**REQUIREMENT:** Which lines below include "color"? Copy them all.

**SOURCE MATERIAL:**
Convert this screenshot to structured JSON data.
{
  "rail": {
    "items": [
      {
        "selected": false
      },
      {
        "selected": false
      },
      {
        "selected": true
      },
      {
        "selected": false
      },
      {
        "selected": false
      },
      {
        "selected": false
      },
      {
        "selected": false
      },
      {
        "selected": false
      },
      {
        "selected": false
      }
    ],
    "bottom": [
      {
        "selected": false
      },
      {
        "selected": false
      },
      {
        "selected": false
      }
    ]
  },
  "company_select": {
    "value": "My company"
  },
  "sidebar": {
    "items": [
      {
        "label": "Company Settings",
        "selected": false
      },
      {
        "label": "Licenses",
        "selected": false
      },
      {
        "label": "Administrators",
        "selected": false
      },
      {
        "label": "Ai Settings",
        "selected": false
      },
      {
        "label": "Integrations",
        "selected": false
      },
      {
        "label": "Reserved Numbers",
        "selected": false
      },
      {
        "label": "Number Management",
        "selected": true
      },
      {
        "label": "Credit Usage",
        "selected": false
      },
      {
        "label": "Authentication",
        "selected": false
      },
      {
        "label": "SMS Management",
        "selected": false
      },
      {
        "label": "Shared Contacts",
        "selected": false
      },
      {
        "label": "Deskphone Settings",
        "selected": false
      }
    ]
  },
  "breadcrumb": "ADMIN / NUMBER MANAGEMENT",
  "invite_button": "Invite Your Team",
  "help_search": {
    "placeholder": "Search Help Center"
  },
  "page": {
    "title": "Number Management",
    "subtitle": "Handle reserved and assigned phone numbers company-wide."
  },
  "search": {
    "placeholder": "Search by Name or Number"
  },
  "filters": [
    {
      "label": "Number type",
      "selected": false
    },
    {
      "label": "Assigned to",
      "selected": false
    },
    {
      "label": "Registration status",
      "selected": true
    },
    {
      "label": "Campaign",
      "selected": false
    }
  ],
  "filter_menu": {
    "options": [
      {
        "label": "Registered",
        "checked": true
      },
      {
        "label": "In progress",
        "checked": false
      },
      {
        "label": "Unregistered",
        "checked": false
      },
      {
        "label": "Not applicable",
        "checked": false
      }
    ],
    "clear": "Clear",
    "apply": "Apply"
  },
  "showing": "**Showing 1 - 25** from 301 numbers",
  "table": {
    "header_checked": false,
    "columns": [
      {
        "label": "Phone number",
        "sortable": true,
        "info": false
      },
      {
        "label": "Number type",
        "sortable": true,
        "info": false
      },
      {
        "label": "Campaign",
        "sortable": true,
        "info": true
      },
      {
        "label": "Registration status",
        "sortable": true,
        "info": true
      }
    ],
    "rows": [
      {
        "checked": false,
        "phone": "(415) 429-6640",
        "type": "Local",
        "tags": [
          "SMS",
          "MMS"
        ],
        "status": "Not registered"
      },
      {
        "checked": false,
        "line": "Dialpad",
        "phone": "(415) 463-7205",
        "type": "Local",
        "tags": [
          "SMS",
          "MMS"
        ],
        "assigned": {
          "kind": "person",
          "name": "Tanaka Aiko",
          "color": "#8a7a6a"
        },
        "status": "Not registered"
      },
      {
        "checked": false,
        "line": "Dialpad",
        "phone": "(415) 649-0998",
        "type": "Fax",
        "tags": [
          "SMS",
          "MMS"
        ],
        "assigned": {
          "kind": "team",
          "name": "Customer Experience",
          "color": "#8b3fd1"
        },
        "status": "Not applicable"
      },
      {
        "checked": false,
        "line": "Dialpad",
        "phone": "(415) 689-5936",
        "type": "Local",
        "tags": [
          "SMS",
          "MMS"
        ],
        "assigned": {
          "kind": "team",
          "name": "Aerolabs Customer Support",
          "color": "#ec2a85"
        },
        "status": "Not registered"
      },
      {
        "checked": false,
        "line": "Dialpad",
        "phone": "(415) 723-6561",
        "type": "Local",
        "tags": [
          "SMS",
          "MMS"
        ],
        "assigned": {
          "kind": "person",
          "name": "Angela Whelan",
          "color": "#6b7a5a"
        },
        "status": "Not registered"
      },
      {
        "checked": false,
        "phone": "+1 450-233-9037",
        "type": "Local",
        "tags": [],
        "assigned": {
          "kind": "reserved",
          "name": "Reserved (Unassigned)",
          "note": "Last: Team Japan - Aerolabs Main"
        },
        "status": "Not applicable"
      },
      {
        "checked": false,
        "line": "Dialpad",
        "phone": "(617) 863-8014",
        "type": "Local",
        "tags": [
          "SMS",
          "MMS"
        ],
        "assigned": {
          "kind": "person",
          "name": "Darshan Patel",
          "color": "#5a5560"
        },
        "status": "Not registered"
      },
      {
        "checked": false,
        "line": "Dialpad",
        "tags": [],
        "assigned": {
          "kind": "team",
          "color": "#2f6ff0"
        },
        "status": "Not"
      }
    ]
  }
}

**SOLUTION FOR THIS EXERCISE:**
          "color": "#8a7a6a"
          "color": "#8b3fd1"
          "color": "#ec2a85"
          "color": "#6b7a5a"
          "color": "#5a5560"
          "color": "#2f6ff0"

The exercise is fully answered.